:: TASK ::
Restate every record word for word, without the pictures.

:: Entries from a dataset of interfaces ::
++++++++

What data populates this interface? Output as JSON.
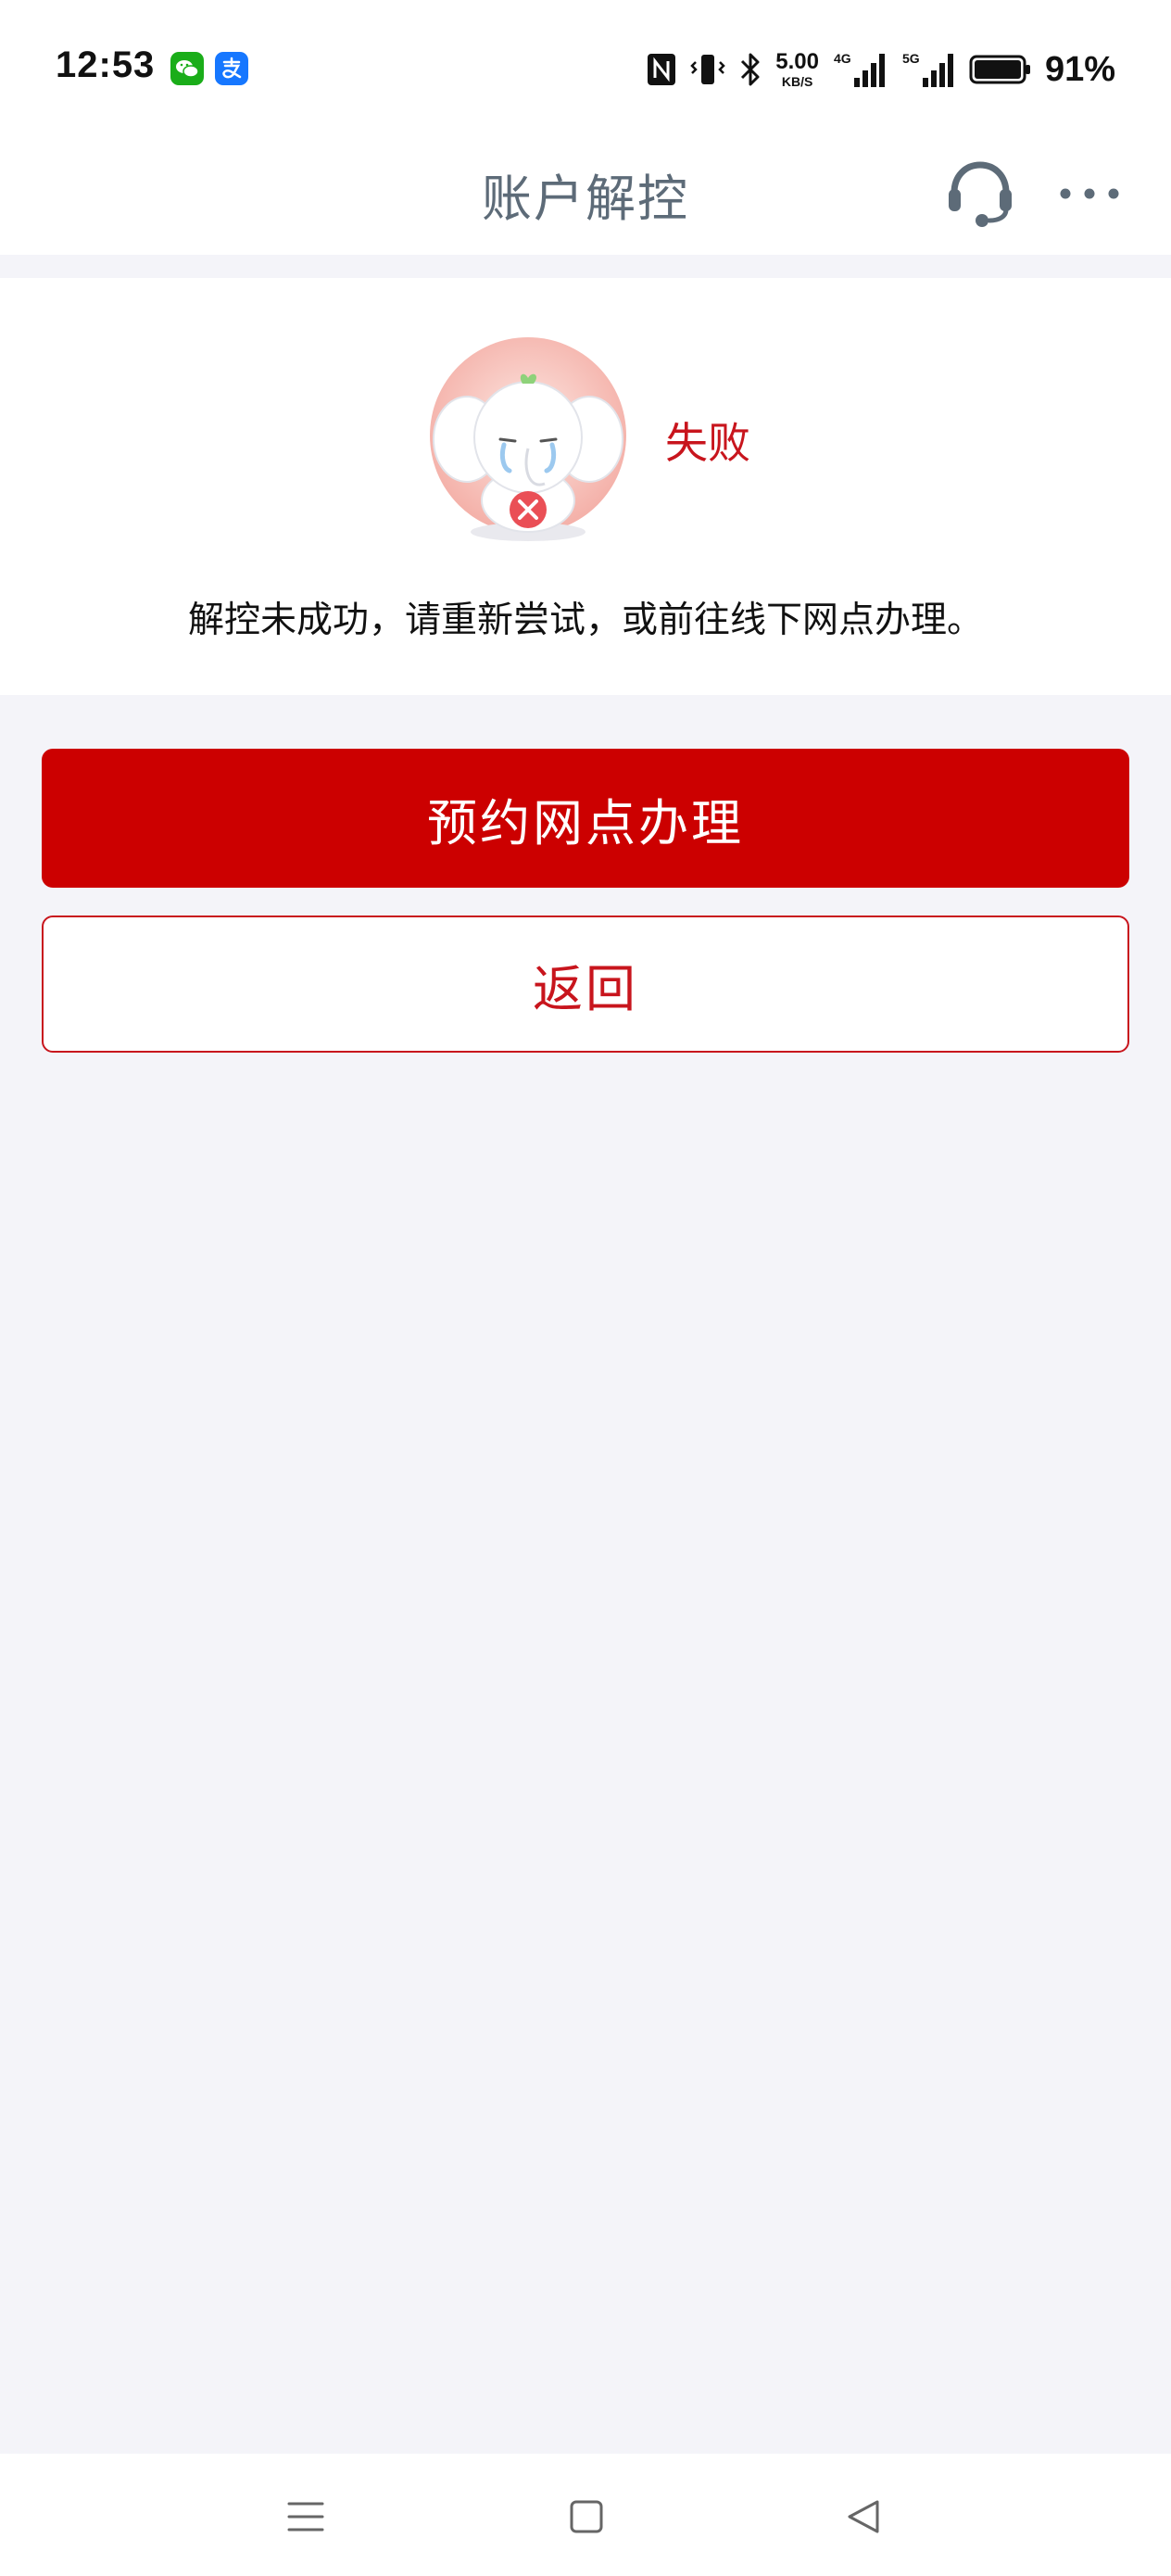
{
  "status_bar": {
    "time": "12:53",
    "apps": [
      "wechat-icon",
      "alipay-icon"
    ],
    "net_speed_value": "5.00",
    "net_speed_unit": "KB/S",
    "signal_1_label": "4G",
    "signal_2_label": "5G",
    "battery_percent": "91%"
  },
  "header": {
    "title": "账户解控",
    "icons": [
      "headset-icon",
      "more-icon"
    ]
  },
  "result": {
    "status": "失败",
    "message": "解控未成功，请重新尝试，或前往线下网点办理。",
    "mascot": "crying-elephant-mascot"
  },
  "actions": {
    "primary_label": "预约网点办理",
    "secondary_label": "返回"
  },
  "colors": {
    "accent": "#cc0000",
    "accent_text": "#c8151d",
    "title_text": "#5d6b78",
    "page_background": "#f4f4f9"
  },
  "system_nav": {
    "icons": [
      "menu-icon",
      "home-icon",
      "back-icon"
    ]
  }
}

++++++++

:: SOLUTION ::
What data populates this interface? Output as JSON.
{
  "status_bar": {
    "time": "12:53",
    "apps": [
      "wechat-icon",
      "alipay-icon"
    ],
    "net_speed_value": "5.00",
    "net_speed_unit": "KB/S",
    "signal_1_label": "4G",
    "signal_2_label": "5G",
    "battery_percent": "91%"
  },
  "header": {
    "title": "账户解控",
    "icons": [
      "headset-icon",
      "more-icon"
    ]
  },
  "result": {
    "status": "失败",
    "message": "解控未成功，请重新尝试，或前往线下网点办理。",
    "mascot": "crying-elephant-mascot"
  },
  "actions": {
    "primary_label": "预约网点办理",
    "secondary_label": "返回"
  },
  "colors": {
    "accent": "#cc0000",
    "accent_text": "#c8151d",
    "title_text": "#5d6b78",
    "page_background": "#f4f4f9"
  },
  "system_nav": {
    "icons": [
      "menu-icon",
      "home-icon",
      "back-icon"
    ]
  }
}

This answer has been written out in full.